denoted i, is the central inversion (reflection in a point), thus i.i = 1.
The set of all symmetries is a group and the direct symmetries build a subgroup of it. Italic characters are used for polyhedral groups.
We can introduce one or several indirect isometries (mostly plane reflections) in each of the six rotational groups C_{1} , C_{n} , D_{n} , T , O and I to obtain the others polyhedral groups. Models without mirror plane are chiral; they come in two forms (mirror images) called enantiomorphs.
C_{1} C_{s} C_{i}
C_{n} C_{nv} C_{nh} D_{n} S_{2n} D_{nv} D_{nh} T T_{d} T_{h} O O_{h} I I_{h} 
(prismatic types) (cubic types) (icosahedral types) 
Remark: D_{3}, C_{3v} and C_{3h } have the same structure (they are not cyclic, and there are only two groups with six elements: C_{6} and D_{3} )
details about the groups of the regular polyhedra 
C_{6} 
C_{6v} 
C_{6h} 
D_{6} 
S_{6} 
D_{3v} 
D_{6h} 
T 
T_{d} 
T_{h} 
O 
O_{h} 
The orbitstabiliser theorem: G=OrbxStab
The number of symmetries is the the number of equivalent "objects" multiplied by the number of symmetries of each object.
example: the six equivalent faces of a cube have D_{4} as stabiliser (eight symmetries), its eight equivalent vertices have D_{3} as stabiliser (six symmetries) and its twelve equivalent edges have K as stabiliser; thus the cube has 6x8=8x6=12x4=48 symmetries.
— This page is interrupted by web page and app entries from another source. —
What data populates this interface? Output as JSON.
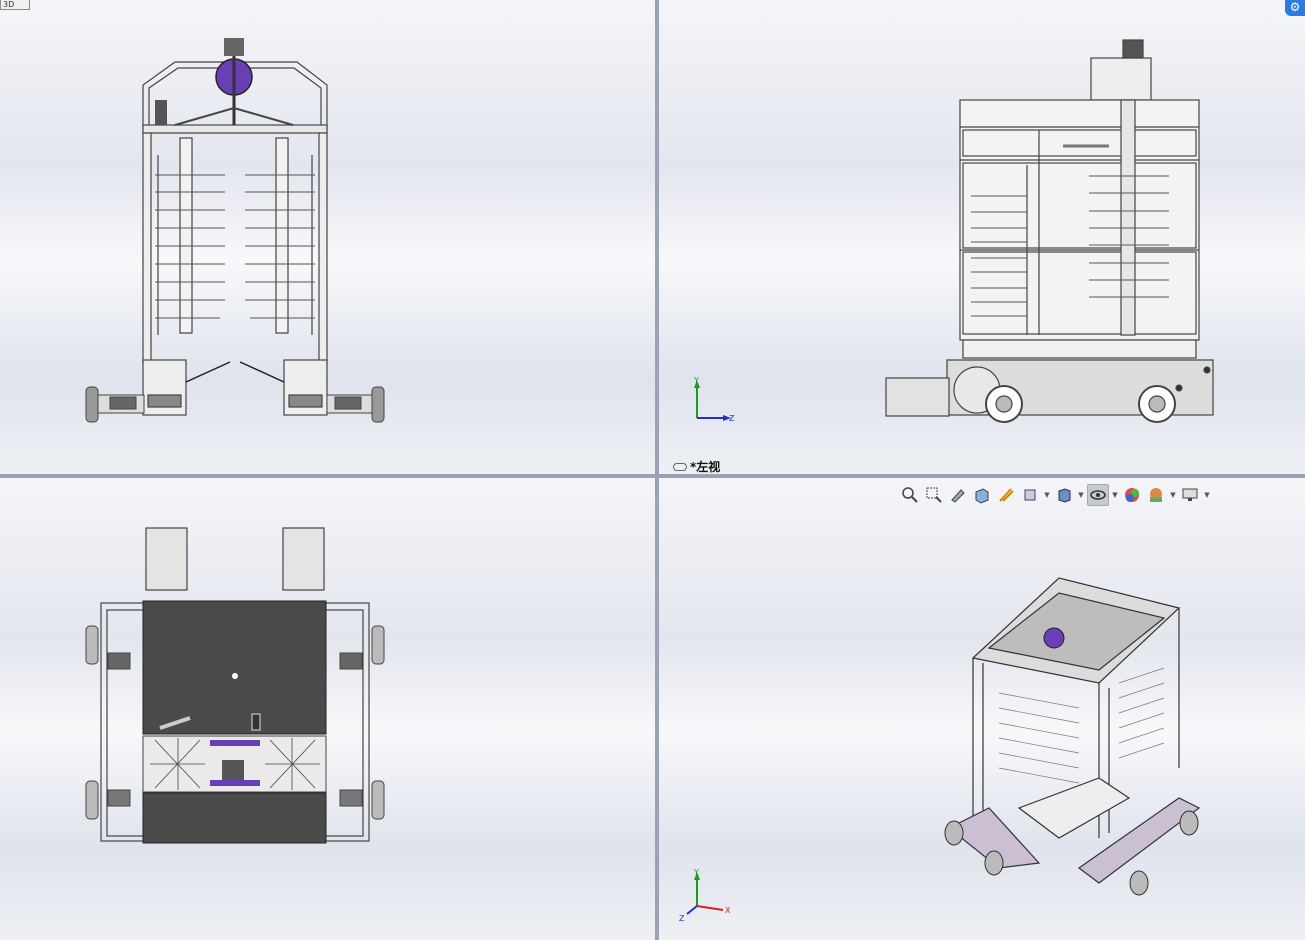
{
  "viewports": {
    "top_left": {
      "tag": "3D"
    },
    "top_right": {
      "view_label": "*左视",
      "triad": {
        "y": "Y",
        "z": "Z"
      }
    },
    "bottom_right": {
      "triad": {
        "y": "Y",
        "x": "X",
        "z": "Z"
      }
    }
  },
  "toolbar": {
    "items": [
      "zoom-to-fit-icon",
      "zoom-area-icon",
      "previous-view-icon",
      "section-view-icon",
      "dynamic-annotation-icon",
      "view-orientation-icon",
      "display-style-icon",
      "hide-show-items-icon",
      "edit-appearance-icon",
      "apply-scene-icon",
      "view-settings-icon"
    ]
  },
  "colors": {
    "accent_purple": "#6a3fb5",
    "frame_gray": "#5a5a5a",
    "panel_dark": "#4a4a4a",
    "axis_x": "#d42020",
    "axis_y": "#1e9a1e",
    "axis_z": "#2030d0"
  }
}
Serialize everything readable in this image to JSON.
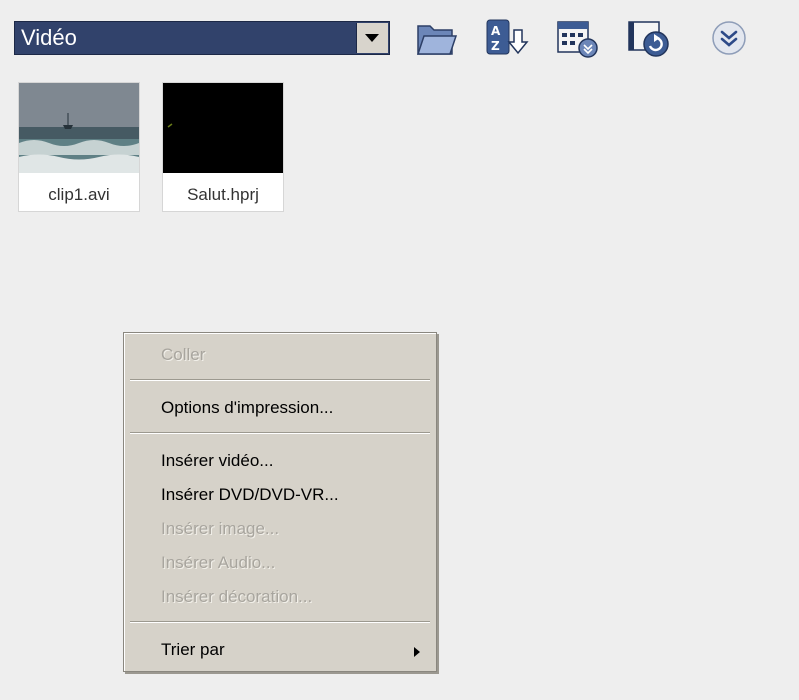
{
  "toolbar": {
    "media_type_value": "Vidéo",
    "icons": [
      "dropdown-arrow-icon",
      "folder-icon",
      "sort-az-icon",
      "view-options-icon",
      "media-refresh-icon",
      "more-chevron-icon"
    ]
  },
  "clips": [
    {
      "label": "clip1.avi"
    },
    {
      "label": "Salut.hprj"
    }
  ],
  "context_menu": {
    "items": [
      {
        "label": "Coller",
        "enabled": false
      },
      {
        "label": "Options d'impression...",
        "enabled": true
      },
      {
        "label": "Insérer vidéo...",
        "enabled": true
      },
      {
        "label": "Insérer DVD/DVD-VR...",
        "enabled": true
      },
      {
        "label": "Insérer image...",
        "enabled": false
      },
      {
        "label": "Insérer Audio...",
        "enabled": false
      },
      {
        "label": "Insérer décoration...",
        "enabled": false
      },
      {
        "label": "Trier par",
        "enabled": true,
        "submenu": true
      }
    ]
  },
  "colors": {
    "combo_bg": "#31426b",
    "menu_bg": "#d6d2c9",
    "window_bg": "#eeeeee"
  }
}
The surface of a regular polyhedron can be covered with identical right angled triangles in number equal to the order of the corresponding polyhedral group (6x4=24 for the tetrahedron, 6x8=8x6=48 for the octahedron and the cube, and 6x20=10x12=120 for the icosahedron and the dodecahedron). For each couple of these triangles there is one symmetry in the group which transforms the first into the second (if the triangles are both dark/light coloured it is a rotations), and we get all the triangles by transforming any of them with all the symmetries of the group.
proof: A plane isometry is defined by a triangle and its image; likewise an isometry of the space is defined by a tetrahedron and its image.
If we cut the polyhedron into tetrahedra with bases the triangles and apex the centre of the polyhedron, an isometry of the polyhedron maps one of these tetrahedra on an other because the centre is invariant, a vertex is transformed into a vertex, a center of a face into a center of a face and a midpoint of an edge into a midpoint of an edge. Thus we have a bijection between the isometries of the polyhedron and the triangles.
Assemblages of polyhedra, like kaleidocycles, have symmetry groups which are often direct products of groups: the group of the regular kaleidocycle of order 8 is
D_{4h} x C_{2} = D_{4} x C_{2} x C_{2} = {1,r,r²,r³,m,mr,mr²,mr³} x {1,μ} x {1,ω} where r is a 90° rotation around the axis δ of the kaleidocycle (shown in grey), m a reflection with respect to a plane going through δ and two opposite edges, μ the reflection with respect to a plane orthogonal to δ, and ω the 180° rotation of the ring around itself (it "turns upside down" each tetrahedron but preserves the ring as a whole); thus there are 8x2x2=32 isometries. 
references: 
Polyhedra (pages 289318) by Peter R. Cromwell (Cambridge University Press, 1997). A decision tree.
Point groups in three dimensions on www.answers.com Point Groups and Space Groups in Geometric Algebra by David Hestenes. simplest examples of canonical polyhedra with one of the 17 types of symmetry, 17 Types of Symmetry : web pages by Adrian Rossiter the regular polyhedra of index two : web page by David A. Richter les symétries en cristallographie (introduction à la cristallographie  www.kasuku.ch) in French symmetry, a slide show (PPS, 4.3 Mb) by George Hart: groups, sculptures (M.C. Escher), 3D printing (spheres) 
summary  March 2004 updated 13072008